Angela Merkel, the Chancellor of Germany, is supposed to be on holiday. Two separate attacks have put an end to that. The first, a mass shooting in Munich, was at first widely believed to be a terrorist attack, but later turned out to be the actions of a loner obsessed with US high school shootings. The second, where a man blew himself up in the town of Ansbach, caused less physical damage - three were seriously injured, but none killed. Nevertheless, this event may prove to affect even more people's lives. Because that man had come to Germany claiming to be a Syrian refugee. 

The attack came hours after a Syrian refugee murdered a pregnant Polish woman, a co-woker in a snack bar, in Reutlingen. All eyes will now be on Merkel who, more than any other European politician, is held responsible for Syrian refugees in Europe.

In 2015, when other European states were erecting barriers to keep out the million migrants and refugees marching north, Merkel kept Germany's borders open. The country has resettled 41,899 Syrians since 2013, according to the UNHCR, of which 20,067 came on humanitarian grounds and 21,832 through private sponsorship. That is twice as much as the UK has pledged to resettle by 2020. The actual number of Syrians in Germany is far higher - 90 per cent of the 102,400 Syrians applying for EU asylum in the first quarter of 2016 were registered there. 

Merkel is the bravest of Europe's politicians. Contrary to some assertions on the right, she did not invent the refugee crisis. Five years of brutal war in Syria did that. Merkel was simply the first of the continent's most prominent leaders to stop ignoring it. If Germany had not absorbed so many refugees, they would still be in central Europe and the Balkans, and we would be seeing even more pictures of starved children in informal camps than we do today. 

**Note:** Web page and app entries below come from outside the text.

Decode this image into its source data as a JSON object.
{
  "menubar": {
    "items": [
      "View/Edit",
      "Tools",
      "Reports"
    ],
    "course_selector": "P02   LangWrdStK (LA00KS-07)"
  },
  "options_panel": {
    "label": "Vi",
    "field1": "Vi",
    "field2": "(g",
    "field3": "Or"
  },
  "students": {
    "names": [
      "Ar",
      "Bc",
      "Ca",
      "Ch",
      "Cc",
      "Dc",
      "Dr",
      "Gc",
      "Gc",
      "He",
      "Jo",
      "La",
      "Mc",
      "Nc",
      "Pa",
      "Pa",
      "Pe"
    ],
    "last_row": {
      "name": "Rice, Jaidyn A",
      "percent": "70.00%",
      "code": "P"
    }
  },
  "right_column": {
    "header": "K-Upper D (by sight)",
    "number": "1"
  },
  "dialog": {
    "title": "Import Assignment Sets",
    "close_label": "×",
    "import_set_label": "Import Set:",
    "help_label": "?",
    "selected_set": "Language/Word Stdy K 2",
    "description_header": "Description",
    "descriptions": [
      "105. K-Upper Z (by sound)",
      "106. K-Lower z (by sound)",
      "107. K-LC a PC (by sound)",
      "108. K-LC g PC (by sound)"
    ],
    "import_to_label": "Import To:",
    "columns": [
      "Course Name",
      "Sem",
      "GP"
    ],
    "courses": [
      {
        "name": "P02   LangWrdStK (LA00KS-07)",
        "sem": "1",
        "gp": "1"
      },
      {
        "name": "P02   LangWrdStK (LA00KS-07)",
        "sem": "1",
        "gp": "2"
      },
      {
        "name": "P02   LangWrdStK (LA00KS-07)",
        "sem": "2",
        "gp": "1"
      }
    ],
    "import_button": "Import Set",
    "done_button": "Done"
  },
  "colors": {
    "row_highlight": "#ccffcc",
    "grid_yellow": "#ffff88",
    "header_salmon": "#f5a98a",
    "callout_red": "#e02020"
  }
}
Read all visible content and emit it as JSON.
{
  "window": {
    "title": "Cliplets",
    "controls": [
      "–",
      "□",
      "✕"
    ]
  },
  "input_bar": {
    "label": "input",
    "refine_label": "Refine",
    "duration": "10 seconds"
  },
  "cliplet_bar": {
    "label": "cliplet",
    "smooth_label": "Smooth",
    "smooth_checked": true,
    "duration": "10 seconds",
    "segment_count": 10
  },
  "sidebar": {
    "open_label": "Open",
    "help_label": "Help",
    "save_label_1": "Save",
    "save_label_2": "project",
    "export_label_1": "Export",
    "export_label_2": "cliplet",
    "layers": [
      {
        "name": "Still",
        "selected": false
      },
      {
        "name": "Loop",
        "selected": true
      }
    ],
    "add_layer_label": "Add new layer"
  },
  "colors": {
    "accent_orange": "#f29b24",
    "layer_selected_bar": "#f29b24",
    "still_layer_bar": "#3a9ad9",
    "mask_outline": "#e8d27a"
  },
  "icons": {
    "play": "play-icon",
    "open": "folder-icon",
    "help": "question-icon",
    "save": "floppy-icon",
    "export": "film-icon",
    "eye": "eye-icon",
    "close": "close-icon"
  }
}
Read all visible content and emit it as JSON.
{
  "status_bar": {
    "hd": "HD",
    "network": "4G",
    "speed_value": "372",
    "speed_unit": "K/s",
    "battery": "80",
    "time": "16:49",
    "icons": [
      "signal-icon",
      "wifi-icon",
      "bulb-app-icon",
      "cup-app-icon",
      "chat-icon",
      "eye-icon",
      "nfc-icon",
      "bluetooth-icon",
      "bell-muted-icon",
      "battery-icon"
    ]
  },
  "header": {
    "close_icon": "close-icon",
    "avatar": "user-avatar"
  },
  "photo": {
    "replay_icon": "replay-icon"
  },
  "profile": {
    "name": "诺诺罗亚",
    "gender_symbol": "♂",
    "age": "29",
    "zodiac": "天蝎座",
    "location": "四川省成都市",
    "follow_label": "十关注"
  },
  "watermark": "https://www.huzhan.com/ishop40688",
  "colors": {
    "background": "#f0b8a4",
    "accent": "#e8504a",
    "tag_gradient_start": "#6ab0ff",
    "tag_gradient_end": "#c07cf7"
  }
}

Equally, the problems facing Merkel now are not hers alone. These are the problems facing all of Europe's major states, whether or not they recognise them. 

Take the failed Syrian asylum seeker of Ansbach (his application was rejected but he could not be deported back to a warzone). In Germany, his application could at least be considered, and rejected. Europe as a whole has not invested in the processing centres required to determine who is a Syrian civilian, who might be a Syrian combatant and who is simply taking advantage of the black market in Syrian passports to masquerade as a refugee. 

Secondly, there is the subject of trauma. The Munich shooter appears to have had no links to Islamic State or Syria, but his act underlines the fact you do not need a grand political narrative to inflict hurt on others. Syrians who have experienced unspeakable violence either in their homeland or en route to Europe are left psychologically damaged. That is not to suggest they will turn to violence. But it is still safer to offer such people therapy than leave them to drift around Europe, unmonitored and unsupported, as other countries seem willing to do. 

Third, there is the question of lawlessness. Syrians have been blamed for everything from the Cologne attacks in January to creeping Islamist radicalisation. But apart from the fact that these reports can turn out to be overblown (two of the 58 men arrested over Cologne were Syrians), it is unclear what the alternative would be. Policies that force Syrians underground have already greatly empowered Europe's network of human traffickers and thugs.

So far, Merkel seems to be standing her ground. Her home affairs spokesman, Stephan Mayer, told the BBC that Germany had room to improve on its asylum policy, but stressed each attack was different. 

He said: "Horrible things take place in Syria. And it is the biggest humanitarian catastrophe, so it is completely wrong to blame Angela Merkel, or her refugee policies, for these incidents." Many will do, all the same.